Organizations need to decide on a cloud architecture. The have to learn how to deal with hybrid, private, public and/or multi-cloud solutions and how to orchestrate them in the best way [1]. Not all digital operations shall/can be performed in the cloud. Some require a processing close to the source, often referred as Edge Computing, at the edge of the network. Typical edges are Sensors or other devices with limited compute capacity. But for some organization it will be necessary to maintain a micro datacenter, that is located outside the cloud (compute edge). It is crucial that these compute edges are integrated in the overall cloud architecture.

Data platform

The cloud architecture presents the backbone of the digital enterprise, the data platform is the heart that allows data located in different database to be governed, accessed, enriched and delivered to end-users. It bridges organizational silos and provides the basis for a more efficient decision-making process.

Migration strategy

A strategy or a clear process when and how these migrations shall be performed are often missing. Amazon has developed the 6r, an approach for how to migrate to the cloud, inculding rehosting, replatforming, repurchasing, refactoring, retire and retain. [2].

Does IT matter?

In the article “IT Doesn’t Matter” from 2003 [3] Nicholas Carr argues that information technology (IT) provides only a limited competitive advantage to organizations. 

So, technology matters, but it is not the only enabler for a data-driven organization. Boston Consulting Group is using the term “Bionic Company”, an organization where technology and people are combined as equal enablers to organize towards maximum advantage of the new technologies. [4] BCGs research shows that only 10% of the Data & AI challenge is about the algorithm, and only 20% about the technology. The remaining 70% are about the “New Ways of Working” including cultural and organization change.

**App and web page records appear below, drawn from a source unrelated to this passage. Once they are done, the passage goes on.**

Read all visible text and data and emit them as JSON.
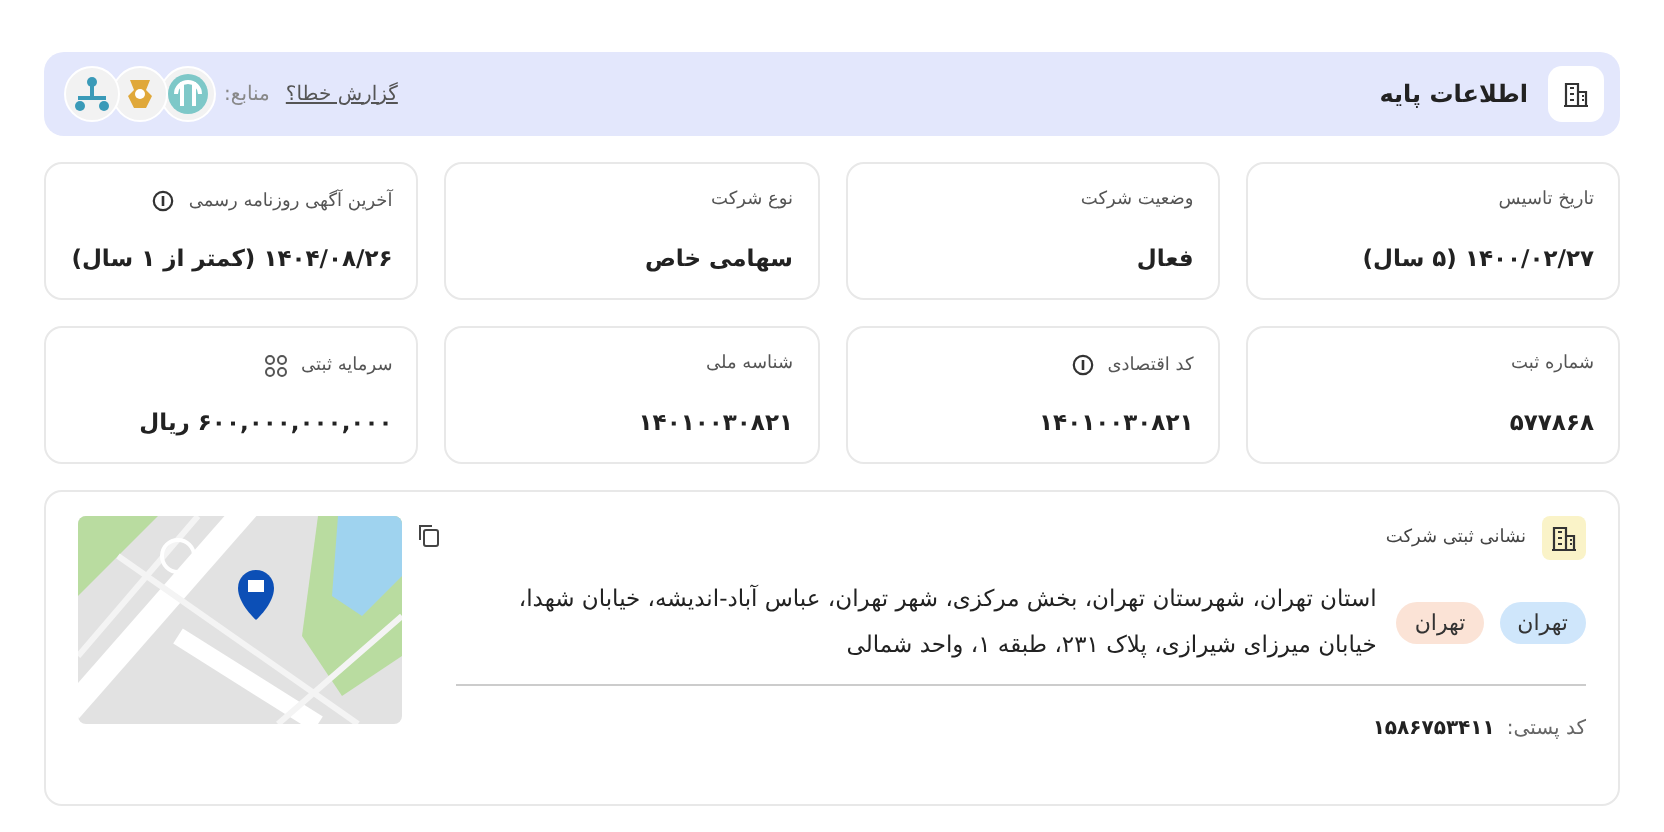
{
  "header": {
    "title": "اطلاعات پایه",
    "report_link": "گزارش خطا؟",
    "sources_label": "منابع:"
  },
  "fields": [
    {
      "label": "تاریخ تاسیس",
      "value": "۱۴۰۰/۰۲/۲۷ (۵ سال)"
    },
    {
      "label": "وضعیت شرکت",
      "value": "فعال"
    },
    {
      "label": "نوع شرکت",
      "value": "سهامی خاص"
    },
    {
      "label": "آخرین آگهی روزنامه رسمی",
      "value": "۱۴۰۴/۰۸/۲۶ (کمتر از ۱ سال)",
      "kind": "info"
    },
    {
      "label": "شماره ثبت",
      "value": "۵۷۷۸۶۸"
    },
    {
      "label": "کد اقتصادی",
      "value": "۱۴۰۱۰۰۳۰۸۲۱",
      "kind": "info"
    },
    {
      "label": "شناسه ملی",
      "value": "۱۴۰۱۰۰۳۰۸۲۱"
    },
    {
      "label": "سرمایه ثبتی",
      "value": "۶۰۰,۰۰۰,۰۰۰,۰۰۰ ریال",
      "kind": "coins"
    }
  ],
  "address": {
    "title": "نشانی ثبتی شرکت",
    "tags": [
      {
        "label": "تهران",
        "color": "#cfe6fb"
      },
      {
        "label": "تهران",
        "color": "#fbe3d6"
      }
    ],
    "text": "استان تهران، شهرستان تهران، بخش مرکزی، شهر تهران، عباس آباد-اندیشه، خیابان شهدا، خیابان میرزای شیرازی، پلاک ۲۳۱، طبقه ۱، واحد شمالی",
    "postal_label": "کد پستی:",
    "postal_code": "۱۵۸۶۷۵۳۴۱۱"
  }
}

[1] Tytus Kurek - Hybrid cloud vs multi-cloud: what is the difference? (

[2] Steve Chambers - A Practical Guide to Understanding the 6Rs for Migration to AWS (

[3] Nicholas Carr – IT doesn’t matter (2003)

[4] (